Written by Jenna Dreisenstock
“Sometimes I regret it’s not 1937.”
This admission by a Russian police officer, captured in recording as members of the punk activist music collective Pussy Riot find themselves detained after their demonstration during the FIFA World Cup final is frightening to say the least. 1937 refers to the period in Russian history in which dictator Joseph Stalin had rose to power in Russia (otherwise known then as the USSR) as a dictator. 1936 -1938 is known as The Great Purge, in which Stalin cracked down on free-speech, media, political figures and privacy. This included executions of anyone that Stalin found threatening to his cause, murdering political prisoners or opponents and those ‘guilty of treason‘, with widespread surveillance keeping the USSR population in line – even if it meant severe brutality for its own people.
During the FIFA World Cup final on Sunday the 15th of July, members of the activist group managed to storm the sports field, wearing fake police uniforms in a demonstration regarding Russia’s crimes against free speech, human rights and political prisoners. Eventually dragged off the field, where the four protesters were detained and now officially jailed for 15 days, their goal was to highlight the way in which police misconduct, surveillance and brutality affect people’s lives. An extremely bold move, I struggle to fathom just how many people were watching as Pussy Riot members protested in this way, and what statement this made to not only fellow Russians and their politics, but to those around the world as well.
In this regard, I would like to pose the question – how much responsibility do those partaking in the arts, and those in the public eye have to speak out against injustice? Whether this includes boycotting venues, managers, collaborative acts – labels or even from performing in certain countries in response to political issues – where is the line between the art, the artist and the roles they play in politics?
We certainly can’t hold every artist and musician to a standard in which we expect them to speak out about politics, whether it’s from their own views or expecting ideologies to always be present in their music. Not all types of art forms need to be political – aesthetic, dynamic and tone are an equally important part of the music and art world. I am specifically referring to the music world here (but I do find this very strongly applies to film and actors as well) – do these public figures have a responsibility to speak out against injustices when they are presented with an active role to do so: even if it means jeopardizing an opportunity for them, exposure or even criticism from listeners?
It’s important to remember that silence makes a statement. Silence in response to injustice, is crucial in the continuation of oppression. If nobody says or does anything, if these injustices are not explicitly condemned – that already gives us an answer as to where someone stands on the issue and creates a blockage for progress. Therefore, if we examine a hypothetical situation in which a musician is asked to play a festival, yet the festival has been criticised for unjust behaviour: or further yet, asked to play in a country with controversial oppressive regimes such as Russia or Israel – is it their responsibility to make a specific statement when either choosing to, or refusing to play?
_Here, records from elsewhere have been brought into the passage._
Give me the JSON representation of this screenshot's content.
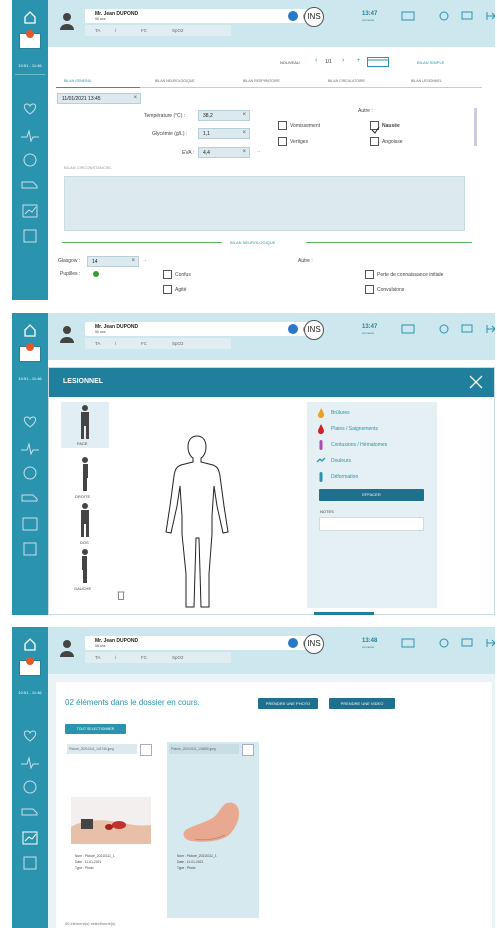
{
  "app": {
    "sidebar_time": "10:51 - 11:46",
    "patient_name": "Mr. Jean DUPOND",
    "patient_age": "56 ans",
    "ins_label": "INS",
    "measure_labels": [
      "TA",
      "/",
      "FC",
      "SpO2"
    ],
    "time_unit": "connecte"
  },
  "panel1": {
    "time": "13:47",
    "mode": "NOUVEAU",
    "pager": "1/1",
    "btn_bilan": "BILAN SIMPLE",
    "tabs": [
      "BILAN GENERAL",
      "BILAN NEUROLOGIQUE",
      "BILAN RESPIRATOIRE",
      "BILAN CIRCULATOIRE",
      "BILAN LESIONNEL"
    ],
    "date_value": "11/01/2021 13:45",
    "temperature_label": "Température (°C) :",
    "temperature_value": "38,2",
    "glycemie_label": "Glycémie (g/L) :",
    "glycemie_value": "1,1",
    "eva_label": "EVA :",
    "eva_value": "4,4",
    "autre1": "Autre :",
    "vomissement": "Vomissement",
    "nausee": "Nausée",
    "vertiges": "Vertiges",
    "angoisse": "Angoisse",
    "circonstance": "BILAN CIRCONSTANCIEL",
    "neuro_title": "BILAN NEUROLOGIQUE",
    "glasgow_label": "Glasgow :",
    "glasgow_value": "14",
    "autre2": "Autre :",
    "pupilles": "Pupilles :",
    "confus": "Confus",
    "agite": "Agité",
    "perte": "Perte de connaissance initiale",
    "convulsions": "Convulsions"
  },
  "panel2": {
    "time": "13:47",
    "title": "LESIONNEL",
    "views": [
      "FACE",
      "DROITE",
      "DOS",
      "GAUCHE"
    ],
    "legend": [
      "Brûlures",
      "Plaies / Saignements",
      "Contusions / Hématomes",
      "Douleurs",
      "Déformation"
    ],
    "legend_colors": [
      "#f0a020",
      "#d32020",
      "#b04ab0",
      "#2a93ad",
      "#2a93ad"
    ],
    "btn_effacer": "EFFACER",
    "notes_label": "NOTES"
  },
  "panel3": {
    "time": "13:48",
    "count_title": "02 éléments dans le dossier en cours.",
    "btn_photo": "PRENDRE UNE PHOTO",
    "btn_video": "PRENDRE UNE VIDEO",
    "btn_select": "TOUT SELECTIONNER",
    "items": [
      {
        "filename": "Picture_20210111_141746.jpeg",
        "meta": [
          "Nom : Picture_20210111_1",
          "Date : 11-01-2021",
          "Type : Photo"
        ]
      },
      {
        "filename": "Picture_20210111_134806.jpeg",
        "meta": [
          "Nom : Picture_20210111_1",
          "Date : 11-01-2021",
          "Type : Photo"
        ]
      }
    ],
    "selected": "00 élément(s) sélectionné(s)"
  }
}
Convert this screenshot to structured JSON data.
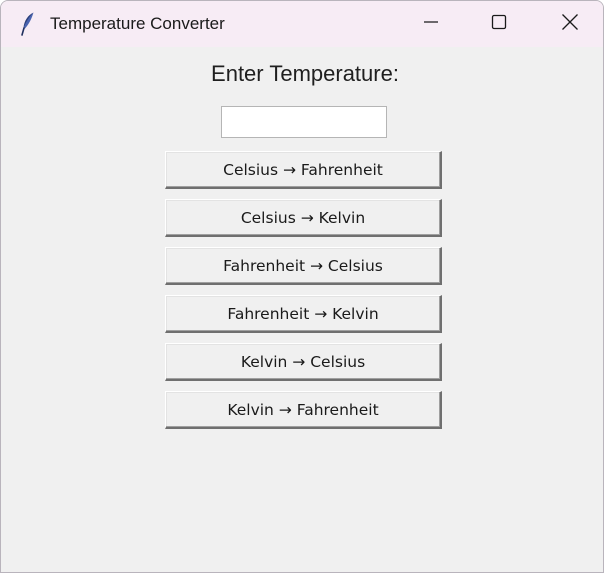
{
  "window": {
    "title": "Temperature Converter",
    "app_icon": "feather-icon",
    "controls": {
      "minimize": "minimize-icon",
      "maximize": "maximize-icon",
      "close": "close-icon"
    }
  },
  "main": {
    "prompt_label": "Enter Temperature:",
    "temperature_input": {
      "value": "",
      "placeholder": ""
    },
    "buttons": [
      {
        "label": "Celsius → Fahrenheit"
      },
      {
        "label": "Celsius → Kelvin"
      },
      {
        "label": "Fahrenheit → Celsius"
      },
      {
        "label": "Fahrenheit → Kelvin"
      },
      {
        "label": "Kelvin → Celsius"
      },
      {
        "label": "Kelvin → Fahrenheit"
      }
    ]
  }
}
In this there are many questions as well – if an LGBTQ artist is presented with an opportunity to play a festival in Russia, does this mean they are making a statement against Russia’s anti-LGBTQ law simply with their presence, and reminding LGBTQ folks in the Russia they are not alone and deserve to still see their favourite musicians: or does that mean the artist is actively then supporting Russia, when rather boycotting them would make a separate statement by refusing to participate? It’s a complicated subject that then, as like many similar issues spirals further: does this musician have an obligation to view where they play in this political context and speak out against it? Are we being too hypercritical and restrictive to expect each artist to make a political statement of some kind even if that is not the intent with their music? Then we have the age old question of personal political views – where is the line between the artist and their work – is it possible to still enjoy and celebrate the work of an artist who has proved themselves to have toxic political views?
In this case, how much ‘political’ accountability is fairly expected from those who create music (media) and what should our response be? We need to examine not only the ways in which public figures react to serious issues, but also look at the ways in which we consume and talk about media. If we were examine each piece of media for problematic elements in media and boycott all of it, in this society we’d essentially having nothing left! However, the ways in which we consume media is ultimately connected to who and what we’re supporting – and while we can obviously still enjoy something despite certain political issues, it’s exceptionally important for us to understand the extent of these issues and critique these problematic elements publicly: calling them out, as media shapes and molds our collective perspectives and can change the way in which society is structured. Do those in the spotlight then have an obligation to speak out against political injustice, or is it unfair for us to expect artists to delve into the controversial difficulties of societal issues and show us where they stand?